ISTANBUL, Turkey — A meeting between Turkey's prime minister and representatives of anti-government protesters ended early today without a clear resolution on how to end the occupation of a central Istanbul park that has become a flashpoint for the largest political crisis of his 10-year rule.
The talks between Prime Minister Recep Tayyip Erogan and the protesters were an effort to resolve a sit-in at Taksim Square's Gezi Park without resorting to a police intervention to clear out the demonstrators.
Erdogan on Thursday told the protesters he was giving them a "final warning" to leave the park. Although the late-night talks ended on what both sides indicated was a positive note, the possibility remained that protesters would refuse to leave and police would be sent in to remove them.
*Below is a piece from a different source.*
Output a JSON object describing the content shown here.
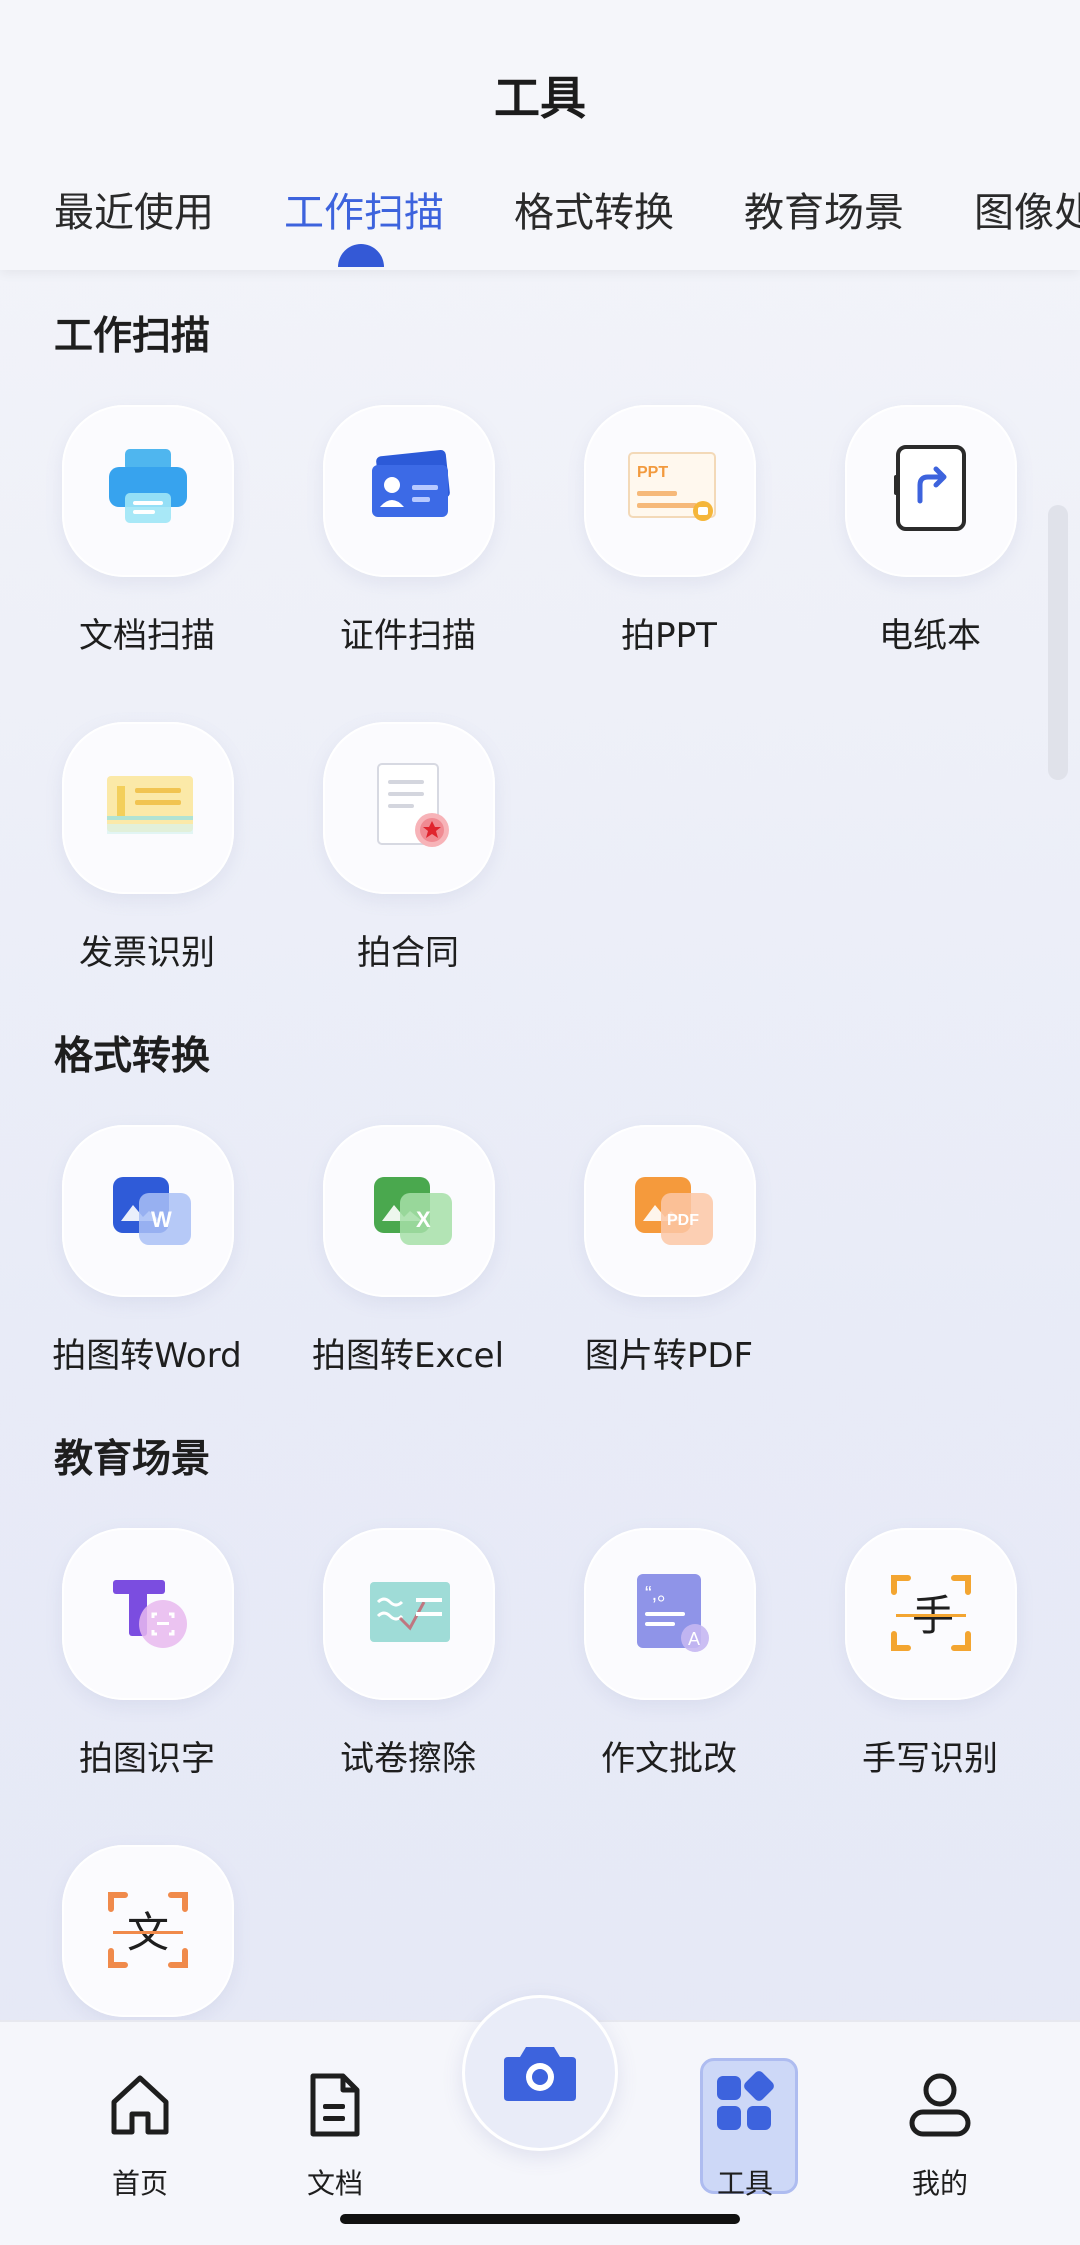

A violent police crackdown on May 31 against a small environmental protest aiming to prevent a development project at the park sparked protests that spread to dozens of cities across Turkey. Since then, hundreds and often thousands of people have set up camp in the park.
The demonstrations have morphed into a broader protest against what many say is the prime minister's increasingly authoritarian style and his perceived attempts to impose his religious and conservative views on a country with secular laws.
Speaking after the overnight meeting, a government official said construction work at the park would be frozen until a pending court decision is issued on whether the work is legal. A referendum could be held on the future of Gezi Park after that, he said.